■ **Problem description**: From the entries below, copy out every line with "позже" in it.

■ **Records for this task**:
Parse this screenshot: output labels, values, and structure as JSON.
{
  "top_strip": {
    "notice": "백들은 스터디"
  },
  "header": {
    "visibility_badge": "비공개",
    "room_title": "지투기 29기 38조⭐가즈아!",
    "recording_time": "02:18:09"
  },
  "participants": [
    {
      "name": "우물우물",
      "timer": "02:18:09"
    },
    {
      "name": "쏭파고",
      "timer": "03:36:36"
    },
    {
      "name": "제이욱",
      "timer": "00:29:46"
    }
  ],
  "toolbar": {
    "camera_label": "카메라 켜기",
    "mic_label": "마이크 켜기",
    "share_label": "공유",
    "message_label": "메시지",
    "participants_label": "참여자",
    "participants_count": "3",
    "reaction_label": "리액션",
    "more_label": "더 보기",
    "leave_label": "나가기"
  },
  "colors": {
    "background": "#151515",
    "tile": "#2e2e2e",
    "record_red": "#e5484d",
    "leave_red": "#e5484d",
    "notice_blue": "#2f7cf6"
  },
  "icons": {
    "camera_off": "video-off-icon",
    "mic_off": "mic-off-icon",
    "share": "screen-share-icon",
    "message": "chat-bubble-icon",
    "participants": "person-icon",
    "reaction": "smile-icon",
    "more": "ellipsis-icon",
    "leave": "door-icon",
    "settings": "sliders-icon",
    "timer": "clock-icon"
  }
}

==

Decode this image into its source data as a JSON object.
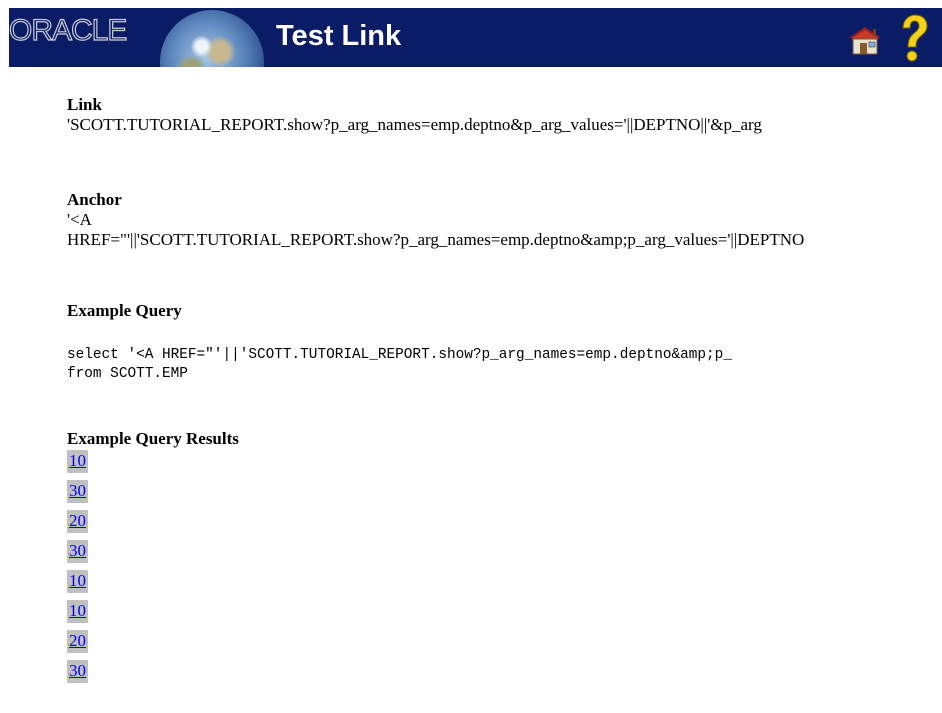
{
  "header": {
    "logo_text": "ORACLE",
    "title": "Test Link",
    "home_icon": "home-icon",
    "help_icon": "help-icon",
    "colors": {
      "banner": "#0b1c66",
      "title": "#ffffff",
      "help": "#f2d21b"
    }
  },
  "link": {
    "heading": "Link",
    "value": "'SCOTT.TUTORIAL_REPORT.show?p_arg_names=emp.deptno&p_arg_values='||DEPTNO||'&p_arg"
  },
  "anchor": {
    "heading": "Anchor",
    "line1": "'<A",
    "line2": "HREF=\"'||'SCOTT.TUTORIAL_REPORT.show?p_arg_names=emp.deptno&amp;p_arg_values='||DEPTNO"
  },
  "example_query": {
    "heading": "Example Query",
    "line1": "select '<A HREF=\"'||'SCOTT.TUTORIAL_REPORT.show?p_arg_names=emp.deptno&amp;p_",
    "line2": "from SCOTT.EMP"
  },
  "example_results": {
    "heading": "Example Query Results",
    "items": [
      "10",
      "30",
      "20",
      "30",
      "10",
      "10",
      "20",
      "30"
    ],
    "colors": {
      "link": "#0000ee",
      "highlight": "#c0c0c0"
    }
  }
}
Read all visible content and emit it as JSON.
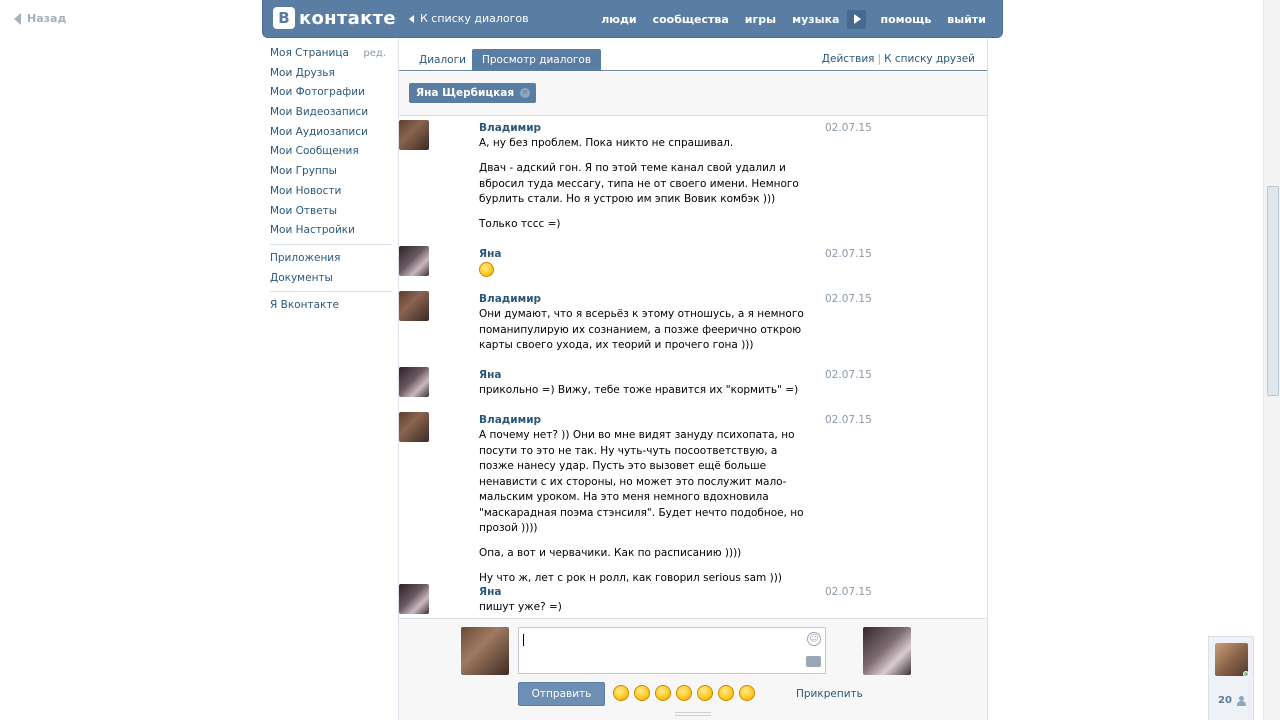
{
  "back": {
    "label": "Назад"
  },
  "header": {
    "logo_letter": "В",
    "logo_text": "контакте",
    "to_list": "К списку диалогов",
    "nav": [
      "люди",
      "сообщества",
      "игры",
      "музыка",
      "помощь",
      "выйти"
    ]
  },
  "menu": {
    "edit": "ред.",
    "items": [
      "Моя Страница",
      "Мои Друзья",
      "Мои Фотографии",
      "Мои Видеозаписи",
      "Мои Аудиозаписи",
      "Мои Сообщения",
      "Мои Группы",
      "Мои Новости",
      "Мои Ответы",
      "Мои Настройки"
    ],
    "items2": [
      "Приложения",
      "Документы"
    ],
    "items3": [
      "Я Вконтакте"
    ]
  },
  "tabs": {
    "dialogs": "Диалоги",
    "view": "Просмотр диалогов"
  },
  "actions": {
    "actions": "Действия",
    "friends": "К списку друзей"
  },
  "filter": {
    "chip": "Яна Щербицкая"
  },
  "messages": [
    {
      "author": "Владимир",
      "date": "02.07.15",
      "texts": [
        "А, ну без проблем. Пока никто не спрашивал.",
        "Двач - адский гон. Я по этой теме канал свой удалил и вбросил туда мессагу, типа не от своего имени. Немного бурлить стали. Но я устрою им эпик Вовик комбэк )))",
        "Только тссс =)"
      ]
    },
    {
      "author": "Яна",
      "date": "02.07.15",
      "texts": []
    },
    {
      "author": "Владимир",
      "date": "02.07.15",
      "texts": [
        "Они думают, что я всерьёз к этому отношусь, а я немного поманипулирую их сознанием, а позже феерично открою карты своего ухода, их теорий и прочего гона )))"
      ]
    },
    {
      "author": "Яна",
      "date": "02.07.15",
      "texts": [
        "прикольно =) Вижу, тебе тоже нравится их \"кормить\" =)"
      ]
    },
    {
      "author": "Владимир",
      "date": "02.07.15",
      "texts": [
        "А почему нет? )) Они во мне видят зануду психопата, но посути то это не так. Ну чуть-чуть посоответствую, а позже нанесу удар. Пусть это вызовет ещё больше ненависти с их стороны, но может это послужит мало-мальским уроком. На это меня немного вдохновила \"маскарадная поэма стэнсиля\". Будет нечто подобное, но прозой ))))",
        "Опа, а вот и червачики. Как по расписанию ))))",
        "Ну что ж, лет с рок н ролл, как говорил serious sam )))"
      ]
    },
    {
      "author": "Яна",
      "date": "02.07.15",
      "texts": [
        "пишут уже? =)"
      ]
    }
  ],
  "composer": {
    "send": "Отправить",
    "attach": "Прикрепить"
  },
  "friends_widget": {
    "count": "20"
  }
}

■ **Solved exercise**:
        "Они думают, что я всерьёз к этому отношусь, а я немного поманипулирую их сознанием, а позже феерично открою карты своего ухода, их теорий и прочего гона )))"
        "А почему нет? )) Они во мне видят зануду психопата, но посути то это не так. Ну чуть-чуть посоответствую, а позже нанесу удар. Пусть это вызовет ещё больше ненависти с их стороны, но может это послужит мало-мальским уроком. На это меня немного вдохновила \"маскарадная поэма стэнсиля\". Будет нечто подобное, но прозой ))))",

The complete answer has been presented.